Despite the fact that the books have fantasy elements, Brackston says she still does a lot of research to make sure all the historical elements are accurate, and she talks about using language stragetically to set a tone for her books. “When I’m writing 1605,” she says, “obviously, people speak very differently. I can’t have them speaking exactly as they would have because it would be hard work for the reader, so I have a stylized version, and it’s the same when I’m doing the descriptive writing whether it’s in the present day or the past. I’m trying to give a flavor of that time, a sense of something other, something historical, something different, and I think you can’t really do that using everyday words too much.”
Here’s an example from the first paragraph of the book:

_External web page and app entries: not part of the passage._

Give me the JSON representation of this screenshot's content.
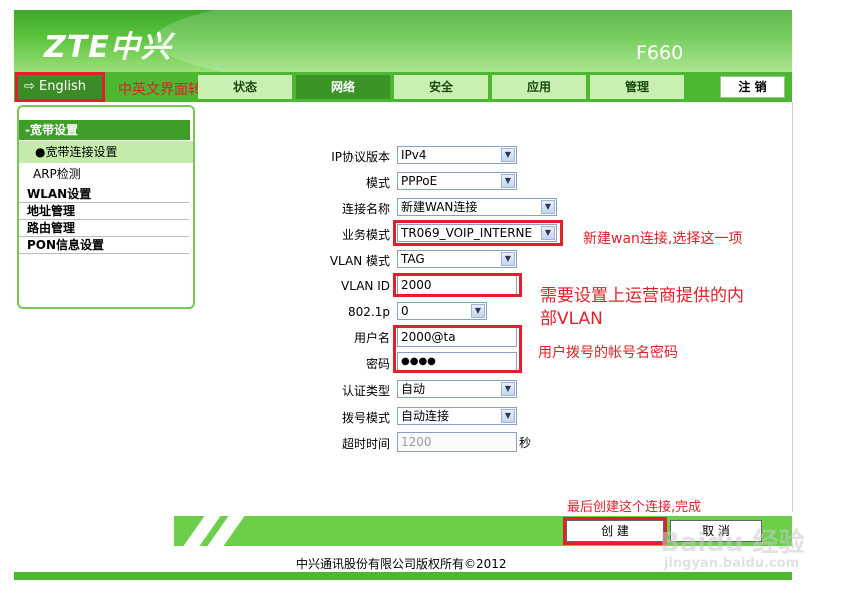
{
  "header": {
    "logo": "ZTE中兴",
    "model": "F660"
  },
  "nav": {
    "language_button": "⇨ English",
    "language_note": "中英文界面转换",
    "tabs": [
      "状态",
      "网络",
      "安全",
      "应用",
      "管理"
    ],
    "active_tab": "网络",
    "logout": "注 销"
  },
  "sidebar": {
    "section": "-宽带设置",
    "active_item": "●宽带连接设置",
    "items": [
      "ARP检测"
    ],
    "groups": [
      "WLAN设置",
      "地址管理",
      "路由管理",
      "PON信息设置"
    ]
  },
  "form": {
    "ip_version": {
      "label": "IP协议版本",
      "value": "IPv4"
    },
    "mode": {
      "label": "模式",
      "value": "PPPoE"
    },
    "conn_name": {
      "label": "连接名称",
      "value": "新建WAN连接"
    },
    "service_mode": {
      "label": "业务模式",
      "value": "TR069_VOIP_INTERNE"
    },
    "vlan_mode": {
      "label": "VLAN 模式",
      "value": "TAG"
    },
    "vlan_id": {
      "label": "VLAN ID",
      "value": "2000"
    },
    "priority": {
      "label": "802.1p",
      "value": "0"
    },
    "username": {
      "label": "用户名",
      "value": "2000@ta"
    },
    "password": {
      "label": "密码",
      "value": "●●●●"
    },
    "auth_type": {
      "label": "认证类型",
      "value": "自动"
    },
    "dial_mode": {
      "label": "拨号模式",
      "value": "自动连接"
    },
    "timeout": {
      "label": "超时时间",
      "value": "1200",
      "unit": "秒"
    }
  },
  "annotations": {
    "service_note": "新建wan连接,选择这一项",
    "vlan_note_1": "需要设置上运营商提供的内",
    "vlan_note_2": "部VLAN",
    "account_note": "用户拨号的帐号名密码",
    "create_note": "最后创建这个连接,完成"
  },
  "footer": {
    "create_button": "创 建",
    "cancel_button": "取 消",
    "copyright": "中兴通讯股份有限公司版权所有©2012"
  },
  "watermark": {
    "line1": "Baidu 经验",
    "line2": "jingyan.baidu.com"
  },
  "colors": {
    "brand_green": "#4cb832",
    "annotation_red": "#e0202a"
  }
}
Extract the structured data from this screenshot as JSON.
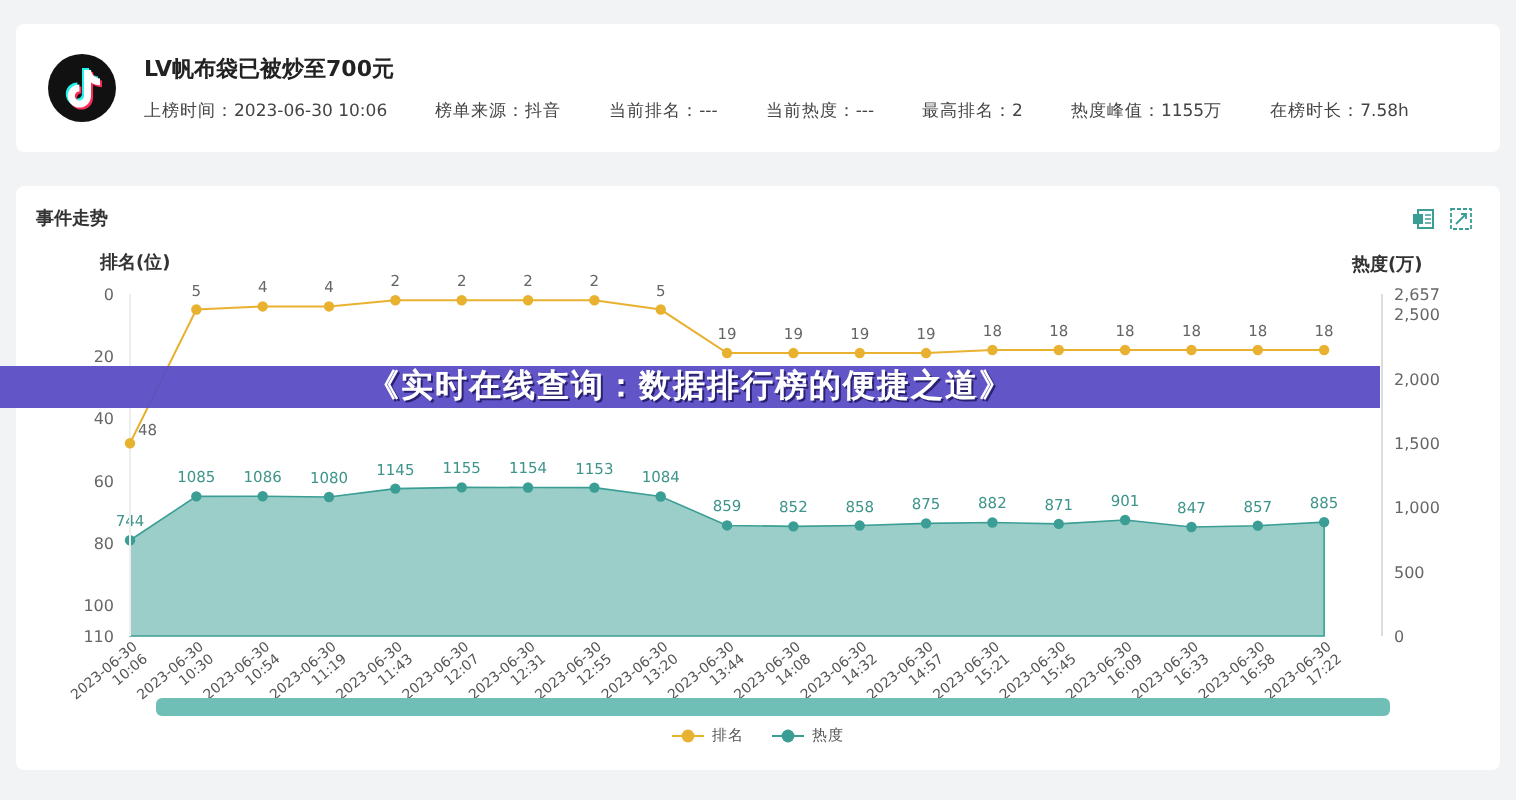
{
  "header": {
    "title": "LV帆布袋已被炒至700元",
    "meta": [
      "上榜时间：2023-06-30 10:06",
      "榜单来源：抖音",
      "当前排名：---",
      "当前热度：---",
      "最高排名：2",
      "热度峰值：1155万",
      "在榜时长：7.58h"
    ]
  },
  "trend": {
    "title": "事件走势",
    "rank_chart": {
      "chart_data": {
        "type": "line",
        "ylabel": "排名(位)",
        "ylim": [
          110,
          0
        ],
        "yticks": [
          0,
          20,
          40,
          60,
          80,
          100,
          110
        ],
        "data_labels": true,
        "x": [
          "2023-06-30 10:06",
          "2023-06-30 10:30",
          "2023-06-30 10:54",
          "2023-06-30 11:19",
          "2023-06-30 11:43",
          "2023-06-30 12:07",
          "2023-06-30 12:31",
          "2023-06-30 12:55",
          "2023-06-30 13:20",
          "2023-06-30 13:44",
          "2023-06-30 14:08",
          "2023-06-30 14:32",
          "2023-06-30 14:57",
          "2023-06-30 15:21",
          "2023-06-30 15:45",
          "2023-06-30 16:09",
          "2023-06-30 16:33",
          "2023-06-30 16:58",
          "2023-06-30 17:22"
        ],
        "series": [
          {
            "name": "排名",
            "color": "#e8b130",
            "marker": "circle",
            "values": [
              48,
              5,
              4,
              4,
              2,
              2,
              2,
              2,
              5,
              19,
              19,
              19,
              19,
              18,
              18,
              18,
              18,
              18,
              18
            ]
          }
        ]
      }
    },
    "heat_chart": {
      "chart_data": {
        "type": "area",
        "ylabel": "热度(万)",
        "ylim": [
          0,
          2657
        ],
        "yticks": [
          {
            "value": 2657,
            "label": "2,657"
          },
          {
            "value": 2500,
            "label": "2,500"
          },
          {
            "value": 2000,
            "label": "2,000"
          },
          {
            "value": 1500,
            "label": "1,500"
          },
          {
            "value": 1000,
            "label": "1,000"
          },
          {
            "value": 500,
            "label": "500"
          },
          {
            "value": 0,
            "label": "0"
          }
        ],
        "data_labels": true,
        "series": [
          {
            "name": "热度",
            "color": "#3a9e94",
            "marker": "circle",
            "values": [
              744,
              1085,
              1086,
              1080,
              1145,
              1155,
              1154,
              1153,
              1084,
              859,
              852,
              858,
              875,
              882,
              871,
              901,
              847,
              857,
              885
            ]
          }
        ]
      }
    }
  },
  "banner": {
    "text": "《实时在线查询：数据排行榜的便捷之道》"
  }
}
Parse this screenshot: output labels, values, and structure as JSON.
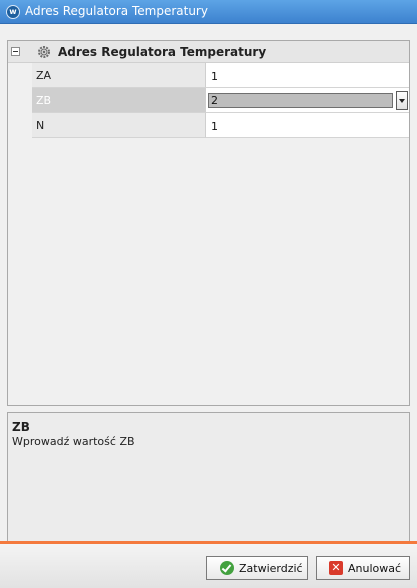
{
  "window": {
    "title": "Adres Regulatora Temperatury"
  },
  "property_grid": {
    "category": {
      "label": "Adres Regulatora Temperatury",
      "icon": "gear-icon",
      "expanded": true
    },
    "rows": [
      {
        "name": "ZA",
        "value": "1",
        "selected": false
      },
      {
        "name": "ZB",
        "value": "2",
        "selected": true
      },
      {
        "name": "N",
        "value": "1",
        "selected": false
      }
    ]
  },
  "description": {
    "title": "ZB",
    "text": "Wprowadź wartość ZB"
  },
  "buttons": {
    "confirm_label": "Zatwierdzić",
    "cancel_label": "Anulować"
  },
  "colors": {
    "titlebar": "#4a90d9",
    "accent_divider": "#f47a3e",
    "confirm_icon": "#43a13f",
    "cancel_icon": "#d93a2b"
  }
}
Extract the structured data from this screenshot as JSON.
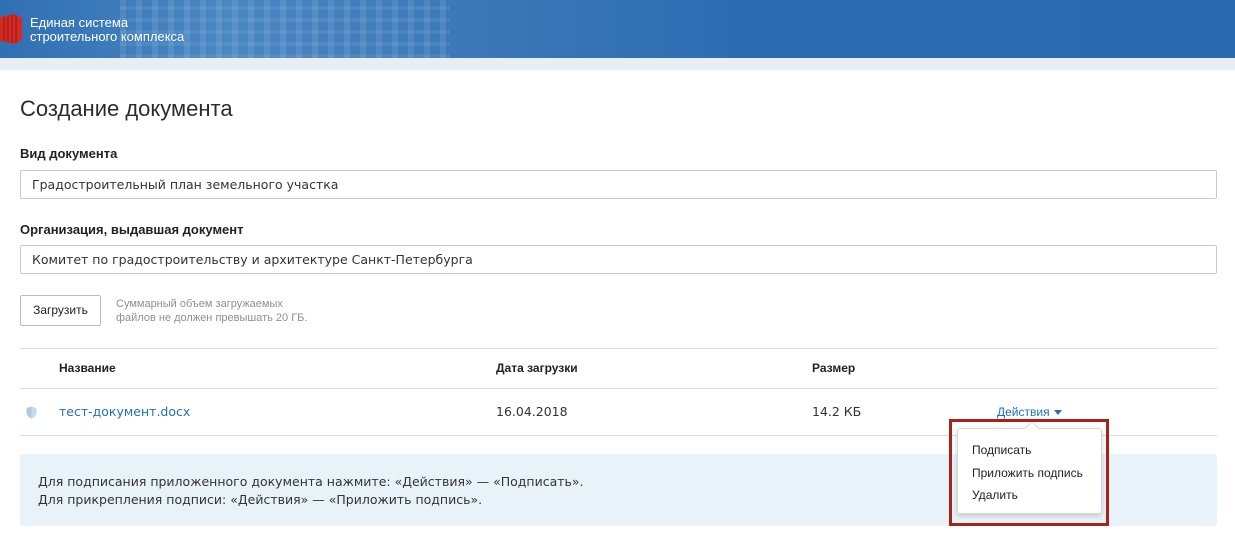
{
  "header": {
    "title_line1": "Единая система",
    "title_line2": "строительного комплекса",
    "brand_color": "#2f6fb3",
    "logo_color": "#d42a24"
  },
  "page": {
    "title": "Создание документа"
  },
  "form": {
    "doc_type_label": "Вид документа",
    "doc_type_value": "Градостроительный план земельного участка",
    "org_label": "Организация, выдавшая документ",
    "org_value": "Комитет по градостроительству и архитектуре Санкт-Петербурга"
  },
  "upload": {
    "button_label": "Загрузить",
    "hint_line1": "Суммарный объем загружаемых",
    "hint_line2": "файлов не должен превышать 20 ГБ."
  },
  "table": {
    "columns": [
      "Название",
      "Дата загрузки",
      "Размер"
    ],
    "rows": [
      {
        "icon": "shield-icon",
        "name": "тест-документ.docx",
        "date": "16.04.2018",
        "size": "14.2 КБ",
        "actions_label": "Действия"
      }
    ]
  },
  "actions_menu": {
    "items": [
      "Подписать",
      "Приложить подпись",
      "Удалить"
    ]
  },
  "info": {
    "line1": "Для подписания приложенного документа нажмите: «Действия» — «Подписать».",
    "line2": "Для прикрепления подписи: «Действия» — «Приложить подпись»."
  }
}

It’s a commonly held belief that the most likely place to find a ghost is beneath a shadowy moon, among the ruins of a castle, or perhaps an abandoned house where the living have fled leaving only spirits to drift from room to room. To believe so is to acknowledge but half a truth, for there is a connection with those passed over to be found much nearer home. Every soul that once trod this brutal earth leaves their imprint upon the things that mattered to them.
Brackston’s characters’ names also lend a mysterious feel to the book. For example, the main character, Xanthe, gets her name from a Greek word that means “the golden one” or “fair haired.” Brackston says, “I like the sound of it. I like the look of it on the page. I liked the fact that it wasn’t going to get muddled up with anybody else.” She adds, “To see the shape of the word is quite interesting to me. I like that.”
Brackston laughed as she described her career and getting her first novel published. “I was one of those overnight successes that takes about 10 years.” “The Witch’s Daughter” was first picked up by a small British publisher and then discovered by Peter Wolverton, an editor at Thomas Dunne at St….